Dr. Raffaelo D’Andrea’s talk was the most inspiring lectures of the entire series. As a designer, I was drawn to all of his creative ‘inventions’ which were concepts built into successful products using complex heuristic strategies. What made his lecture interesting was the ability of the audience to view his revolutionary concepts through videos, and listen to the collaborative, multidisciplinary efforts required to achieve them with the help of engineers, computer scientists and industrial designers.
One of his comments that I really valued was his opinion of simplicity in design in his creations. He mentioned that working with the basic functional components of a system usually determine the aesthetics of the final product. Elaborating on his way of working, he talked about how he commences on a project with a basic concept to fulfill a specific requirement. Eventualy, through a design process of intricate computation he achieves the complex behavior envisioned for the intial concept for the product. The aesthetics he mentioned, evolved around the requirements of the concept. This is evident in the ‘Robotic Chair’ and ‘The Table’. Even though both creations are technologically highly sophisticated and complex, instead of being designed to sport a modern appearance in furniture trends, they have the minimal physical aesthetics of basic wooden furniture.
Dr. D’Andrea did not offer his views on the future of robotics. However, among all the work that he shared in his lectures, I enjoyed Kiva the most.

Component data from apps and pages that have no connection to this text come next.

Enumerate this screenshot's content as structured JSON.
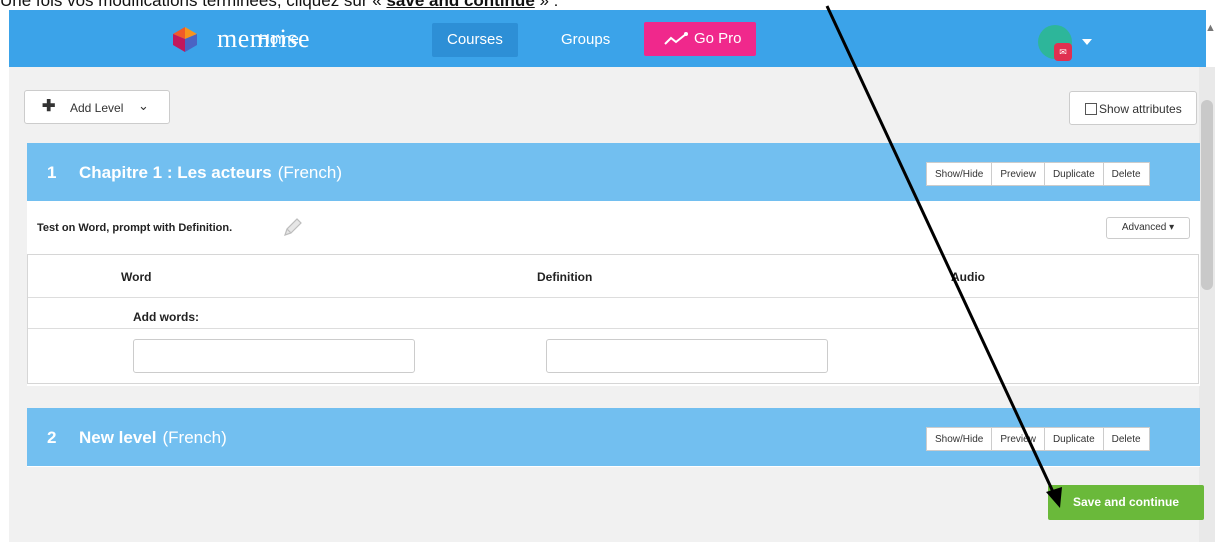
{
  "caption": {
    "text_before": "Une fois vos modifications terminées, cliquez sur « ",
    "highlight": "save and continue",
    "text_after": " » :"
  },
  "navbar": {
    "logo": "memrise",
    "items": [
      {
        "label": "Home"
      },
      {
        "label": "Courses",
        "active": true
      },
      {
        "label": "Groups"
      }
    ],
    "gopro_label": "Go Pro",
    "colors": {
      "bar": "#3ba3e9",
      "gopro": "#f0288c",
      "active": "#2d8fd6"
    }
  },
  "toolbar": {
    "add_level_label": "Add Level",
    "show_attributes_label": "Show attributes",
    "show_attributes_checked": false
  },
  "levels": [
    {
      "number": "1",
      "title": "Chapitre 1 : Les acteurs",
      "language": "(French)",
      "buttons": [
        "Show/Hide",
        "Preview",
        "Duplicate",
        "Delete"
      ],
      "test_line": "Test on Word, prompt with Definition.",
      "advanced_label": "Advanced",
      "columns": [
        "Word",
        "Definition",
        "Audio"
      ],
      "add_words_label": "Add words:",
      "inputs": [
        {
          "value": ""
        },
        {
          "value": ""
        }
      ]
    },
    {
      "number": "2",
      "title": "New level",
      "language": "(French)",
      "buttons": [
        "Show/Hide",
        "Preview",
        "Duplicate",
        "Delete"
      ]
    }
  ],
  "save_button_label": "Save and continue",
  "colors": {
    "level_header": "#72bff0",
    "save": "#6ab93a"
  }
}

It is the closest experience I have encountered to the creation of intelligent robots in the real world to replace human labor.